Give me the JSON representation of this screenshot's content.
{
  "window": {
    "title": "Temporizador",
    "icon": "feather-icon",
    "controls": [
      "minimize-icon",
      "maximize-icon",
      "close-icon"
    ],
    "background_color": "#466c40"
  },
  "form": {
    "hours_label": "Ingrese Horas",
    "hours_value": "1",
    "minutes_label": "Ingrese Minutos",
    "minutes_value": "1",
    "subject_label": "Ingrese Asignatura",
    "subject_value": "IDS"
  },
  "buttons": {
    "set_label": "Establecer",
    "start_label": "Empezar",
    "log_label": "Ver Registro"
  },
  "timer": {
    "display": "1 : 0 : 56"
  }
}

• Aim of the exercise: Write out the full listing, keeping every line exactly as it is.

• Result of the exercise:
Give me the JSON representation of this screenshot's content.
{
  "window": {
    "title": "Temporizador",
    "icon": "feather-icon",
    "controls": [
      "minimize-icon",
      "maximize-icon",
      "close-icon"
    ],
    "background_color": "#466c40"
  },
  "form": {
    "hours_label": "Ingrese Horas",
    "hours_value": "1",
    "minutes_label": "Ingrese Minutos",
    "minutes_value": "1",
    "subject_label": "Ingrese Asignatura",
    "subject_value": "IDS"
  },
  "buttons": {
    "set_label": "Establecer",
    "start_label": "Empezar",
    "log_label": "Ver Registro"
  },
  "timer": {
    "display": "1 : 0 : 56"
  }
}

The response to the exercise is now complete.